__EXERCISE OBJECTIVE__: Please return all lines of the data below containing the string "教材分析".

__DATA FOR PROCESSING__:
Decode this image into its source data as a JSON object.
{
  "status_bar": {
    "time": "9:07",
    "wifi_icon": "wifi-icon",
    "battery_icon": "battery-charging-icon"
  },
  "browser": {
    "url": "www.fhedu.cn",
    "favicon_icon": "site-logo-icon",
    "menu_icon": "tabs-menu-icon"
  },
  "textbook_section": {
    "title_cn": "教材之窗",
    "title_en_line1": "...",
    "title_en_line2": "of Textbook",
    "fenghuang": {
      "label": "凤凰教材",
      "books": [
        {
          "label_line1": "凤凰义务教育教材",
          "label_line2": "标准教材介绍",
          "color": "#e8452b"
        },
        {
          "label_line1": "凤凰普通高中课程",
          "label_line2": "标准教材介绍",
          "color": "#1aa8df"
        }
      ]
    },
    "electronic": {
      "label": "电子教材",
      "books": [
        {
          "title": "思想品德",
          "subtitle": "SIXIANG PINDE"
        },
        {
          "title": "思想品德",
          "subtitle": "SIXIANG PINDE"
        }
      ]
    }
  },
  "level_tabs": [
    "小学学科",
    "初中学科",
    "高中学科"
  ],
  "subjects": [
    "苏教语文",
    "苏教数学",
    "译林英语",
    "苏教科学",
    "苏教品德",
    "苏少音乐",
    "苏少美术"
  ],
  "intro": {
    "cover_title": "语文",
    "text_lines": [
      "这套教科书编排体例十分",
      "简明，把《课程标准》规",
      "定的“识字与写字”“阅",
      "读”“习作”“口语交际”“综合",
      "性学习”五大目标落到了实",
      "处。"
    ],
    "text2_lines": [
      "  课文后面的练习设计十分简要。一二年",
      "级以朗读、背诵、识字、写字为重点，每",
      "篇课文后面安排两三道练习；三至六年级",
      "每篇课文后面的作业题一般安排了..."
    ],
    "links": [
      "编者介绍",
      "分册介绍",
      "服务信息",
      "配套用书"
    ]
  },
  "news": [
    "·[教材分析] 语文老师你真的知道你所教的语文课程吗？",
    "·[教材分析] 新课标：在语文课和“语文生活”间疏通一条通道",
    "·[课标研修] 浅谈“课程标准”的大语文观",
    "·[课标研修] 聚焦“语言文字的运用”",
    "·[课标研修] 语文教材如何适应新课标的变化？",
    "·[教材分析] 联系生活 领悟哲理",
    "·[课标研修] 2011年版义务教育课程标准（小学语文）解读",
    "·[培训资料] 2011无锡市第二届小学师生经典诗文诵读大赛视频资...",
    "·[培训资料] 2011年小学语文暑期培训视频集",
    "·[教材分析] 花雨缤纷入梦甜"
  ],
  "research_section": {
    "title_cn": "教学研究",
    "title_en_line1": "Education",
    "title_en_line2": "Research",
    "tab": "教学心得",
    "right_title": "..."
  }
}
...
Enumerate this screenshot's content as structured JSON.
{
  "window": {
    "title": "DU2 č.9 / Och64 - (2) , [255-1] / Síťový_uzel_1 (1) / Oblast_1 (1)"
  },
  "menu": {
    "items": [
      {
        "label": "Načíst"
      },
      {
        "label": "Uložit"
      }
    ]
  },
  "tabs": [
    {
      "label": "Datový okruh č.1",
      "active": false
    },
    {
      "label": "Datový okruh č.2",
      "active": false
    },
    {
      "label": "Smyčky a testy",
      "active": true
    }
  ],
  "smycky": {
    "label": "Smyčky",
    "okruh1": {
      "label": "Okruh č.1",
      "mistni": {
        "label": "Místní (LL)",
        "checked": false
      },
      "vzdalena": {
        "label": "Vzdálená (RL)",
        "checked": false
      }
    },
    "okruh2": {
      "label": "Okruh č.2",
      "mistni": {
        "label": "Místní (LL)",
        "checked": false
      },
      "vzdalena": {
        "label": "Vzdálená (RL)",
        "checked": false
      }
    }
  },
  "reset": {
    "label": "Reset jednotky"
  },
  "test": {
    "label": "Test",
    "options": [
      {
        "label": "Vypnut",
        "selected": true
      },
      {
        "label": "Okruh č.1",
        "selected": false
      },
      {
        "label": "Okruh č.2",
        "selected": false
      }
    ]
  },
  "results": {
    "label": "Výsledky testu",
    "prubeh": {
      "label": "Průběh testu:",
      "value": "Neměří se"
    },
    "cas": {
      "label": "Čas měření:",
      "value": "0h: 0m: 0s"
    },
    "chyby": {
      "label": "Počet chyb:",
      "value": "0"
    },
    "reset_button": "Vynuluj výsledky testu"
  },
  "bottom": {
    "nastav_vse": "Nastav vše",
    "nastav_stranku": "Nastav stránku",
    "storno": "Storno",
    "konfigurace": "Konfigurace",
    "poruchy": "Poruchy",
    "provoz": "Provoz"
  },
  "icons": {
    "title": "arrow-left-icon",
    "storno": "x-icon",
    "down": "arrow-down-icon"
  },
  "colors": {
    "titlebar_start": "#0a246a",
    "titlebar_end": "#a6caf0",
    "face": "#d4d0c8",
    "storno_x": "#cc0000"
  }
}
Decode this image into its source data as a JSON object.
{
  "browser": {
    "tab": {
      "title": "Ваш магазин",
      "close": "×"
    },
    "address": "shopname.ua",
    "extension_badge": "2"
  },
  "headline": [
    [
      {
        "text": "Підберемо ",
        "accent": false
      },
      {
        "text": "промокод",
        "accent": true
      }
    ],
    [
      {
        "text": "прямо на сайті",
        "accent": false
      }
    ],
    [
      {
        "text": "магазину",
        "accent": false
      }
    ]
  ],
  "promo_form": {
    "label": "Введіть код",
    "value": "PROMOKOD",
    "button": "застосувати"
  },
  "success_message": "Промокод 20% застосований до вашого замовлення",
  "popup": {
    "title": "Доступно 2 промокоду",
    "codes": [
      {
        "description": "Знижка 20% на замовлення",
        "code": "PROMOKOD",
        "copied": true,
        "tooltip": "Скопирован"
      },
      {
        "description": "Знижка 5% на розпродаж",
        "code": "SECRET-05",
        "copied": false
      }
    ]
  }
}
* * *
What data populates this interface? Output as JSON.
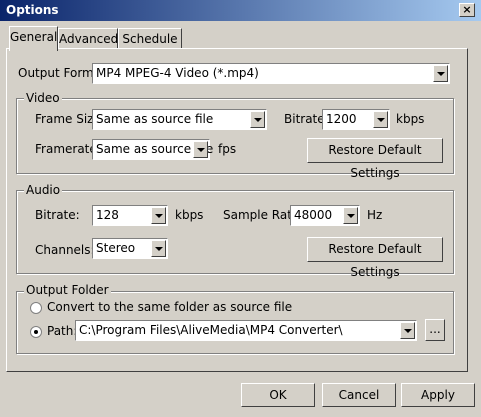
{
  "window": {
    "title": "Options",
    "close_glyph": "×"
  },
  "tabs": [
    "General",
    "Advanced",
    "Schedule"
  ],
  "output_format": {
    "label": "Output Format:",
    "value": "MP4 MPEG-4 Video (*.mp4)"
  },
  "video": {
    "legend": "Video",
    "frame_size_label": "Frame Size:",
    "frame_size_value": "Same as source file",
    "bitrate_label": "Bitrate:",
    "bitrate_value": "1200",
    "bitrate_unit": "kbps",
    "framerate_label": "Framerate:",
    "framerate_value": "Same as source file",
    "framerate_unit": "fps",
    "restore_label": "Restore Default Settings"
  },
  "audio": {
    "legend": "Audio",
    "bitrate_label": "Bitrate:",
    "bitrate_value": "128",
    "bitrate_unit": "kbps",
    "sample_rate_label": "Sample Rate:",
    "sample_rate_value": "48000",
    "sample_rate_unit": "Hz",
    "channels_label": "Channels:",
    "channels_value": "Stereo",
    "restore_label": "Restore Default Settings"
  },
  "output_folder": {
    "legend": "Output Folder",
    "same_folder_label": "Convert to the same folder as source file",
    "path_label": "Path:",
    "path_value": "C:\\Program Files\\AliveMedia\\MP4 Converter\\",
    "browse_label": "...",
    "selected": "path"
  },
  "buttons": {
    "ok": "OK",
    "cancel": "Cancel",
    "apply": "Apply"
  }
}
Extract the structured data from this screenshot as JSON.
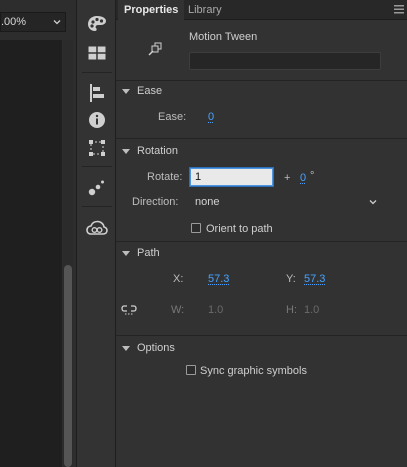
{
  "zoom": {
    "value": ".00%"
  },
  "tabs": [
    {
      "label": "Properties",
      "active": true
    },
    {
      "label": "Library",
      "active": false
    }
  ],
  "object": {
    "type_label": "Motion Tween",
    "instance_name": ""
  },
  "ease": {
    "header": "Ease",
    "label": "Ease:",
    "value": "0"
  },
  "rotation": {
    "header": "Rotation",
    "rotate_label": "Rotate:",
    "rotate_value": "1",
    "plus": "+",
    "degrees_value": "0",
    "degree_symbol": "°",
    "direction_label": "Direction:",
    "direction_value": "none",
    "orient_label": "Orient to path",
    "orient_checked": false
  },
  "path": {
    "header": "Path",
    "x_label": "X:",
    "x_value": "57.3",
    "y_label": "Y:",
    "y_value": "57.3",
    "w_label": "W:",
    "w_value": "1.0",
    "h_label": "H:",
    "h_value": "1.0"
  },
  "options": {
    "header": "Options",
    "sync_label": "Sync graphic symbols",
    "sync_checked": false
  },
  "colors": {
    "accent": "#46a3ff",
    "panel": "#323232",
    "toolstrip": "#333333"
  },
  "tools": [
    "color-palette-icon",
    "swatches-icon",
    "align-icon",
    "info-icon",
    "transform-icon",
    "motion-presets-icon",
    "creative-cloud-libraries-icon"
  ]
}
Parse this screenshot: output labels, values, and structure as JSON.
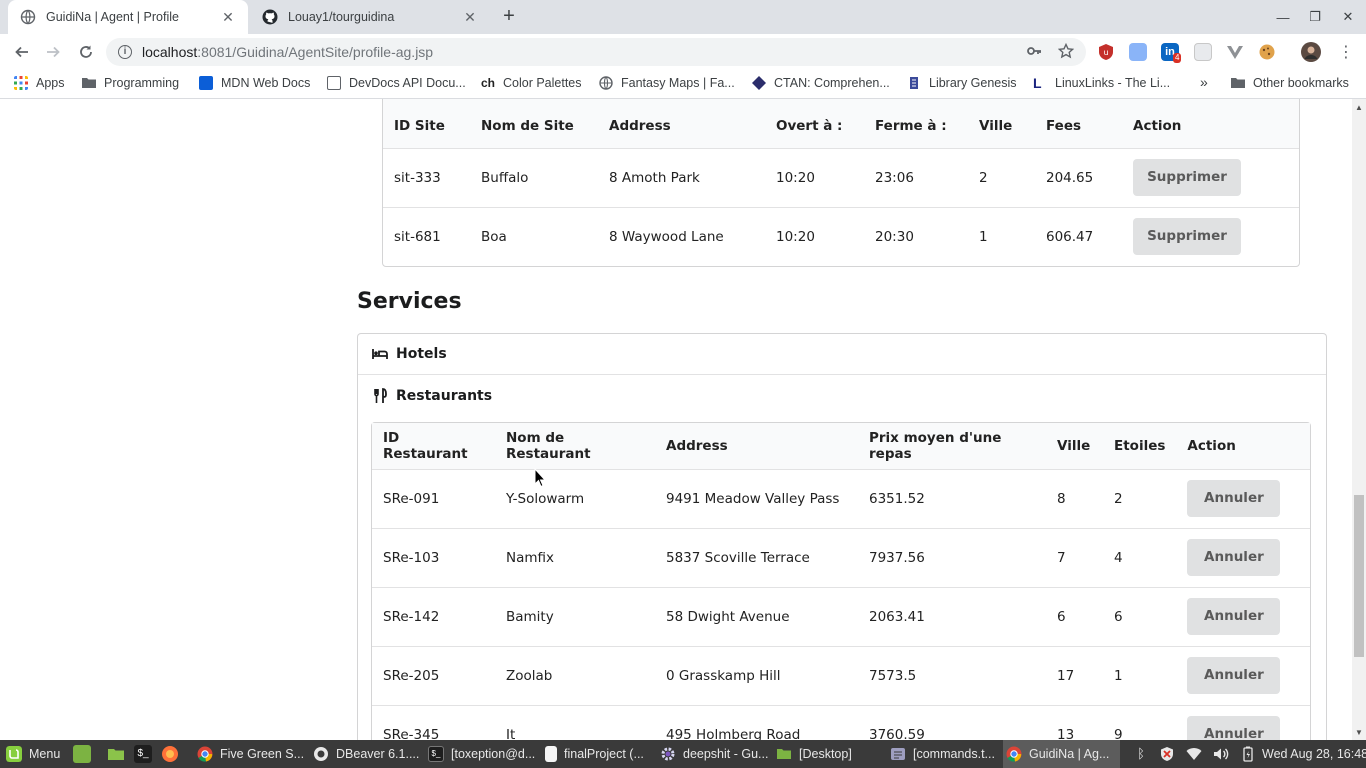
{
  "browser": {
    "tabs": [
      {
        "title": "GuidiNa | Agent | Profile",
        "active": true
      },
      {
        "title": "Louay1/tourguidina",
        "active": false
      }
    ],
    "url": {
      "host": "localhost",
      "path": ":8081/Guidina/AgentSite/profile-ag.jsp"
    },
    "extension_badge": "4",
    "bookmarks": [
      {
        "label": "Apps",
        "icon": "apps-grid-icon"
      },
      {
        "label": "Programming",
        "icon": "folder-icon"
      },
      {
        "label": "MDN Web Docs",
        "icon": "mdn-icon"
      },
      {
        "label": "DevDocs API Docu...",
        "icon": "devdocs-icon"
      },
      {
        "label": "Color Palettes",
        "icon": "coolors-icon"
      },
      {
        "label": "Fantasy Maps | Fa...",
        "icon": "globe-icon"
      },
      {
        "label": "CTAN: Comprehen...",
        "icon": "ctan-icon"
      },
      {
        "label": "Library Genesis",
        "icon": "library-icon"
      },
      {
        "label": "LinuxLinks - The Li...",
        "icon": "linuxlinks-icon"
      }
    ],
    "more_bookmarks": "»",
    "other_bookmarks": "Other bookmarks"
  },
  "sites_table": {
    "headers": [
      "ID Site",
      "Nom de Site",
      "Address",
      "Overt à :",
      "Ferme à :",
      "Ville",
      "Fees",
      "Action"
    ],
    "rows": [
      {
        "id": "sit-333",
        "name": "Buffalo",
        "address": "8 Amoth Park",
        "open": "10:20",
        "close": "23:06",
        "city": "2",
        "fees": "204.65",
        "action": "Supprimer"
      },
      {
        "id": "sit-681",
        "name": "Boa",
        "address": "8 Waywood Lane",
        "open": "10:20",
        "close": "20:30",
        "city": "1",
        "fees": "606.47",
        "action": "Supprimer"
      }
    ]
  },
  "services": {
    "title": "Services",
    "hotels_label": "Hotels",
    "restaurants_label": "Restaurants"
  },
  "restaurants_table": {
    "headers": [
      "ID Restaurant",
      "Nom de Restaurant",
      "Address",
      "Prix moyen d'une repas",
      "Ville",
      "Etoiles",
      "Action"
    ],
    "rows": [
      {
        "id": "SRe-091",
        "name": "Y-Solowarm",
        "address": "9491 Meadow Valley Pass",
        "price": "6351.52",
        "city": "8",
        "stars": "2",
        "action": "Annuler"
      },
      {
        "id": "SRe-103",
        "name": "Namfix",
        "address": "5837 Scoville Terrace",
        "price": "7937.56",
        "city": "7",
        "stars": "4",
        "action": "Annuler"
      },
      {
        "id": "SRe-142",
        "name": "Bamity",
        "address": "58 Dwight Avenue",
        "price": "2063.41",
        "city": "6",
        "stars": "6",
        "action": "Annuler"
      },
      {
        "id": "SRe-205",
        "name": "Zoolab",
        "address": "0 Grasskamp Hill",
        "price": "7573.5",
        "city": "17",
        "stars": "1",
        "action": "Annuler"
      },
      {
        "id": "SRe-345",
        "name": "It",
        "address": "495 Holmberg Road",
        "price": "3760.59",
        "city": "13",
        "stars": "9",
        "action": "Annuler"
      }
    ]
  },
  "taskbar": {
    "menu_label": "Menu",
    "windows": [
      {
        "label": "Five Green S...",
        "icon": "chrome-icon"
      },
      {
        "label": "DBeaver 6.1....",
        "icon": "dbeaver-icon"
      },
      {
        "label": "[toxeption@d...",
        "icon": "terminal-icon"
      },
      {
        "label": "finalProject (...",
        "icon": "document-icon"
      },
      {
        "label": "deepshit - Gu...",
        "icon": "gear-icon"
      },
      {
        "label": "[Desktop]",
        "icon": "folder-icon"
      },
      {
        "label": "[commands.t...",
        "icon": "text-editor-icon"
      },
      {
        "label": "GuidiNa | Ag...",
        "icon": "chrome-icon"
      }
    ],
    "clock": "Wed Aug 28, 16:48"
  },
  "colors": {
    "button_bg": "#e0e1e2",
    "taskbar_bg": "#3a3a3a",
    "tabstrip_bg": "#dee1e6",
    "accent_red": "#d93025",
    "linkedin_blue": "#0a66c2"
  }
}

__SOLUTION FOR THIS TASK__:
    "·[教材分析] 语文老师你真的知道你所教的语文课程吗？",
    "·[教材分析] 新课标：在语文课和“语文生活”间疏通一条通道",
    "·[教材分析] 联系生活 领悟哲理",
    "·[教材分析] 花雨缤纷入梦甜"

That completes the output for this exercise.